* What is being asked
All pictures must be dropped, while the entries are given again word for word.

Element data from apps and pages
=====
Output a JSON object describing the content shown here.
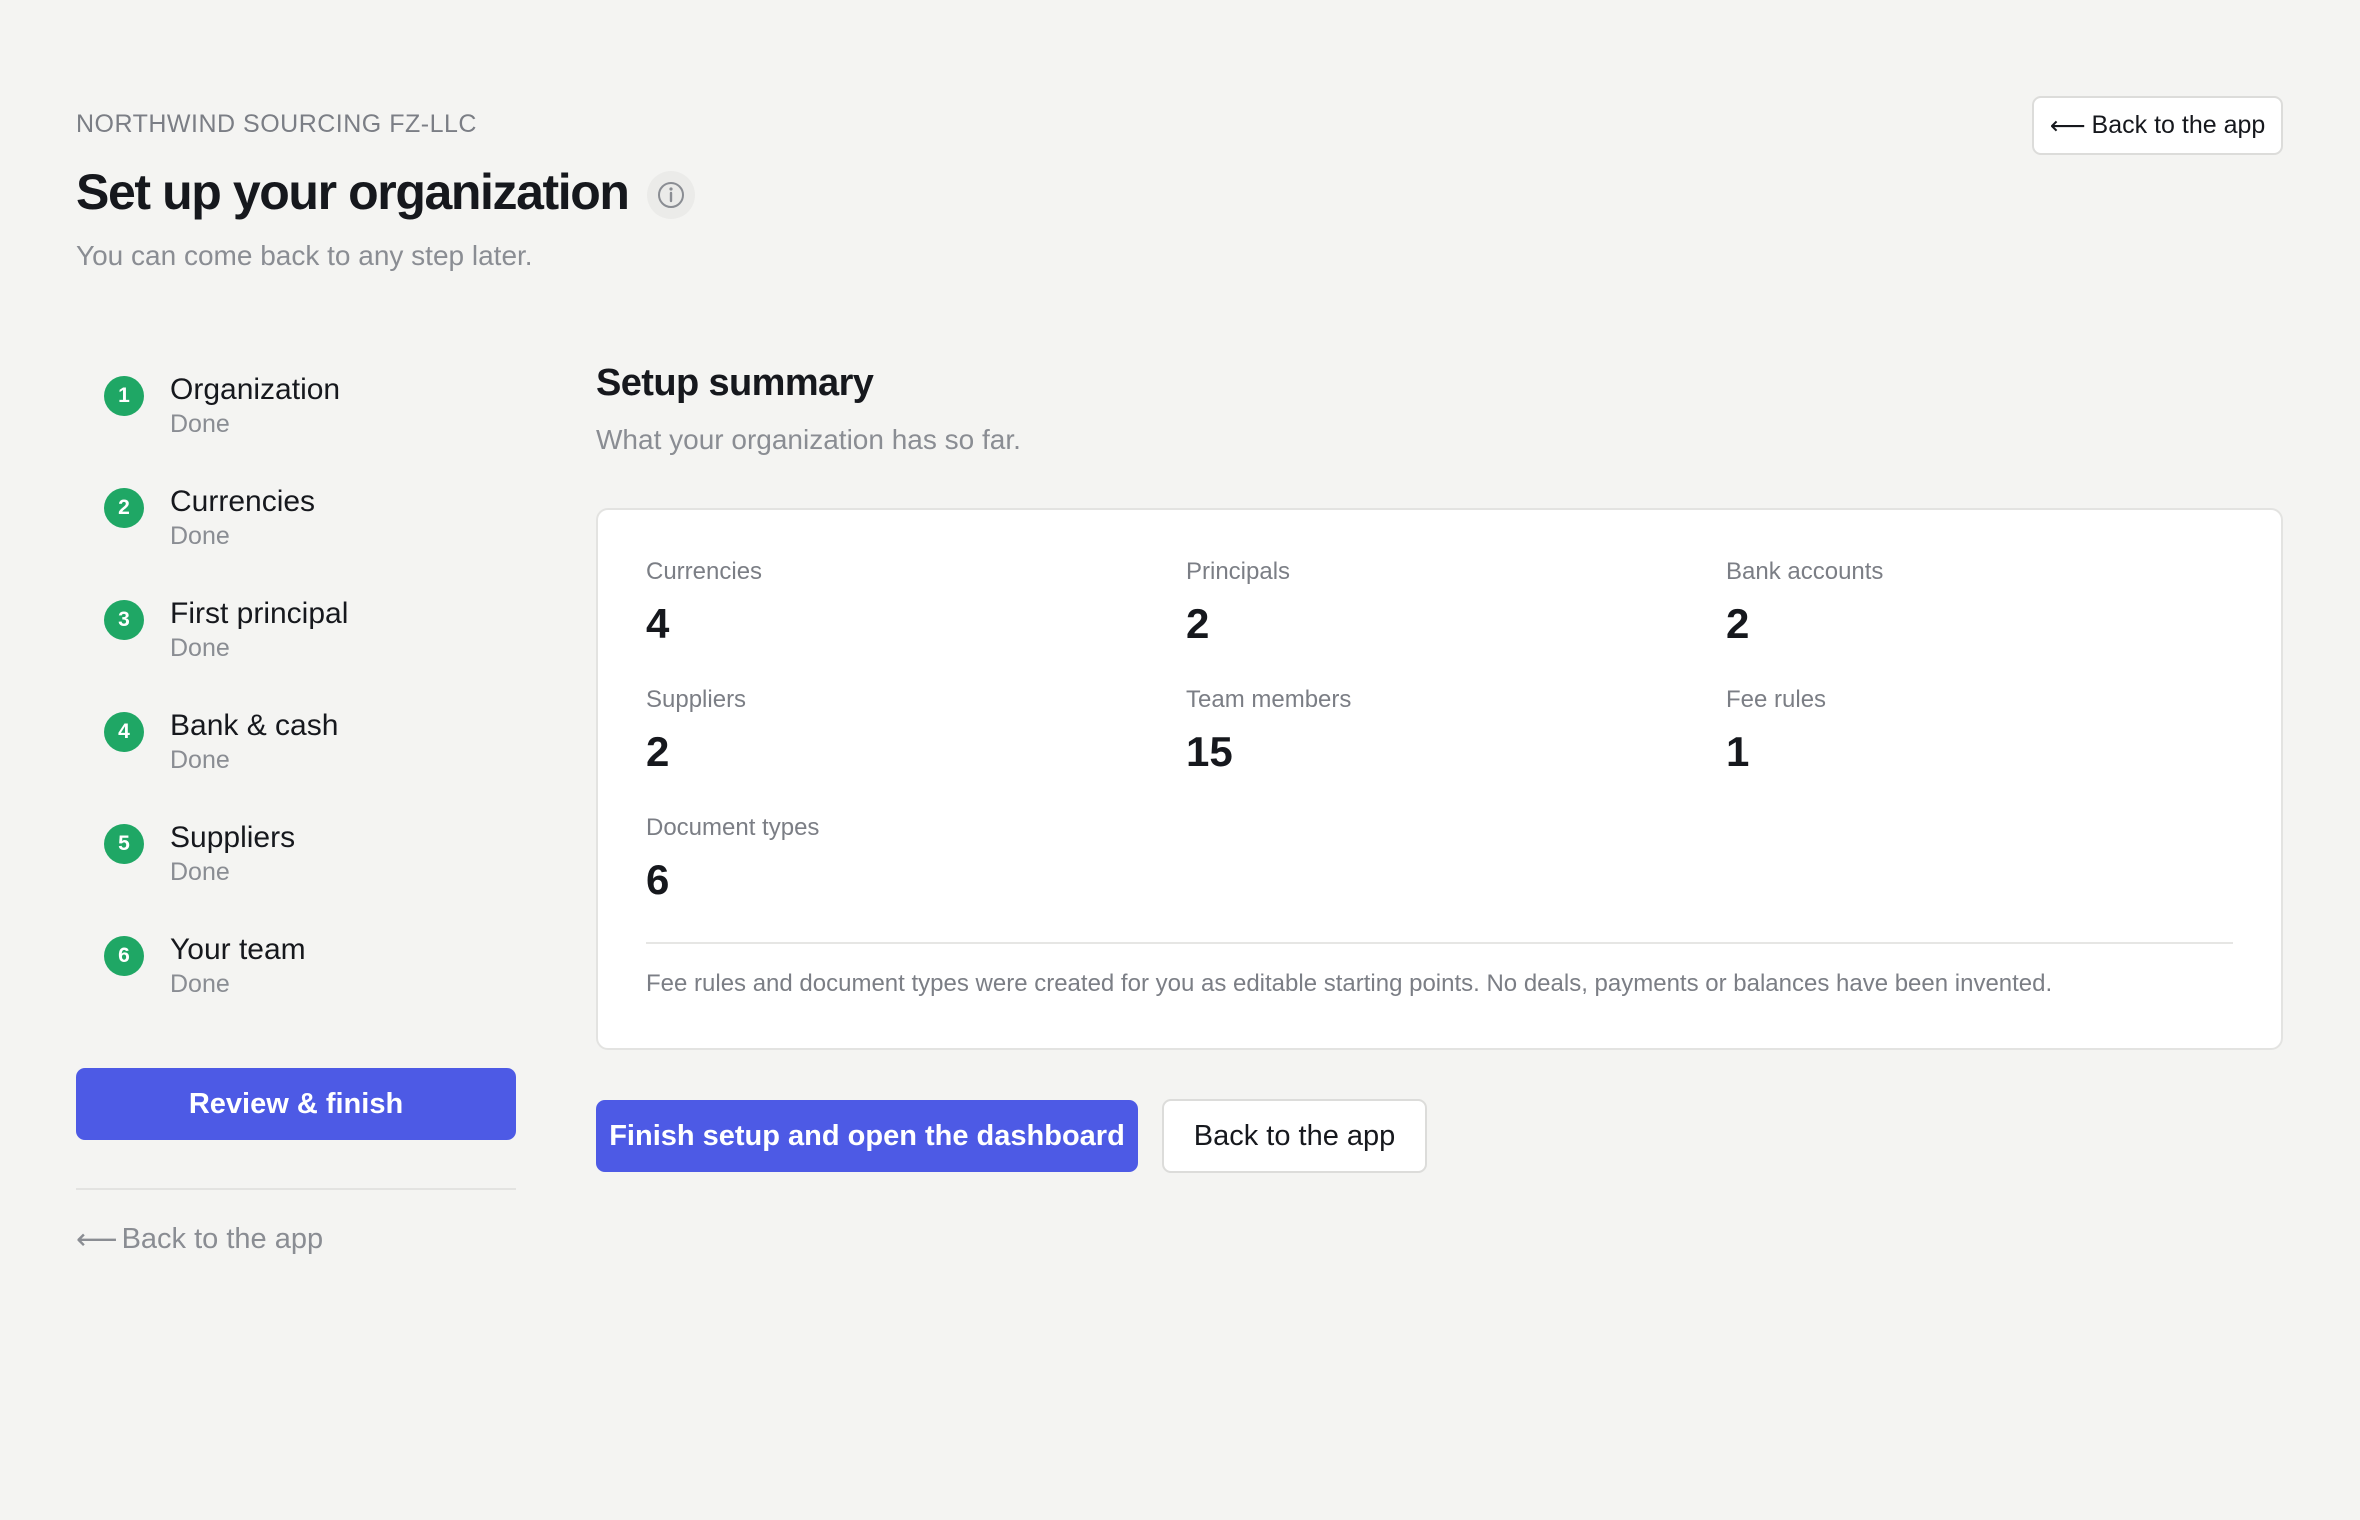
{
  "header": {
    "org_name": "NORTHWIND SOURCING FZ-LLC",
    "title": "Set up your organization",
    "subtitle": "You can come back to any step later.",
    "back_arrow": "⟵",
    "back_label": "Back to the app"
  },
  "steps": [
    {
      "number": "1",
      "label": "Organization",
      "status": "Done"
    },
    {
      "number": "2",
      "label": "Currencies",
      "status": "Done"
    },
    {
      "number": "3",
      "label": "First principal",
      "status": "Done"
    },
    {
      "number": "4",
      "label": "Bank & cash",
      "status": "Done"
    },
    {
      "number": "5",
      "label": "Suppliers",
      "status": "Done"
    },
    {
      "number": "6",
      "label": "Your team",
      "status": "Done"
    }
  ],
  "sidebar": {
    "review_label": "Review & finish",
    "back_arrow": "⟵",
    "back_label": "Back to the app"
  },
  "summary": {
    "title": "Setup summary",
    "subtitle": "What your organization has so far.",
    "stats": [
      {
        "label": "Currencies",
        "value": "4"
      },
      {
        "label": "Principals",
        "value": "2"
      },
      {
        "label": "Bank accounts",
        "value": "2"
      },
      {
        "label": "Suppliers",
        "value": "2"
      },
      {
        "label": "Team members",
        "value": "15"
      },
      {
        "label": "Fee rules",
        "value": "1"
      },
      {
        "label": "Document types",
        "value": "6"
      }
    ],
    "note": "Fee rules and document types were created for you as editable starting points. No deals, payments or balances have been invented."
  },
  "actions": {
    "finish_label": "Finish setup and open the dashboard",
    "back_label": "Back to the app"
  },
  "colors": {
    "accent": "#4d5ae5",
    "success": "#1fa765",
    "background": "#f4f4f2"
  },
  "icons": {
    "info": "info-icon",
    "back": "arrow-left-icon"
  }
}
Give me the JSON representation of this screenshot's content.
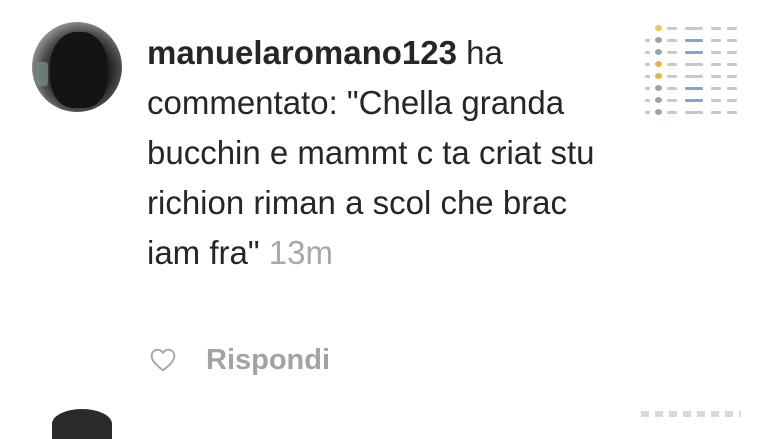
{
  "notification": {
    "username": "manuelaromano123",
    "action": "ha commentato:",
    "comment_text": "\"Chella granda bucchin e mammt c ta criat stu richion riman a scol che brac iam fra\"",
    "time": "13m",
    "reply_label": "Rispondi",
    "heart_icon": "heart-outline-icon"
  },
  "colors": {
    "text": "#262626",
    "secondary": "#a8a8a8",
    "background": "#ffffff"
  }
}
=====
* Answer to the exercise
Output a JSON object describing the content shown here.
{
  "header": {
    "org_name": "NORTHWIND SOURCING FZ-LLC",
    "title": "Set up your organization",
    "subtitle": "You can come back to any step later.",
    "back_arrow": "⟵",
    "back_label": "Back to the app"
  },
  "steps": [
    {
      "number": "1",
      "label": "Organization",
      "status": "Done"
    },
    {
      "number": "2",
      "label": "Currencies",
      "status": "Done"
    },
    {
      "number": "3",
      "label": "First principal",
      "status": "Done"
    },
    {
      "number": "4",
      "label": "Bank & cash",
      "status": "Done"
    },
    {
      "number": "5",
      "label": "Suppliers",
      "status": "Done"
    },
    {
      "number": "6",
      "label": "Your team",
      "status": "Done"
    }
  ],
  "sidebar": {
    "review_label": "Review & finish",
    "back_arrow": "⟵",
    "back_label": "Back to the app"
  },
  "summary": {
    "title": "Setup summary",
    "subtitle": "What your organization has so far.",
    "stats": [
      {
        "label": "Currencies",
        "value": "4"
      },
      {
        "label": "Principals",
        "value": "2"
      },
      {
        "label": "Bank accounts",
        "value": "2"
      },
      {
        "label": "Suppliers",
        "value": "2"
      },
      {
        "label": "Team members",
        "value": "15"
      },
      {
        "label": "Fee rules",
        "value": "1"
      },
      {
        "label": "Document types",
        "value": "6"
      }
    ],
    "note": "Fee rules and document types were created for you as editable starting points. No deals, payments or balances have been invented."
  },
  "actions": {
    "finish_label": "Finish setup and open the dashboard",
    "back_label": "Back to the app"
  },
  "colors": {
    "accent": "#4d5ae5",
    "success": "#1fa765",
    "background": "#f4f4f2"
  },
  "icons": {
    "info": "info-icon",
    "back": "arrow-left-icon"
  }
}
Give me the JSON representation of this screenshot's content.
{
  "notification": {
    "username": "manuelaromano123",
    "action": "ha commentato:",
    "comment_text": "\"Chella granda bucchin e mammt c ta criat stu richion riman a scol che brac iam fra\"",
    "time": "13m",
    "reply_label": "Rispondi",
    "heart_icon": "heart-outline-icon"
  },
  "colors": {
    "text": "#262626",
    "secondary": "#a8a8a8",
    "background": "#ffffff"
  }
}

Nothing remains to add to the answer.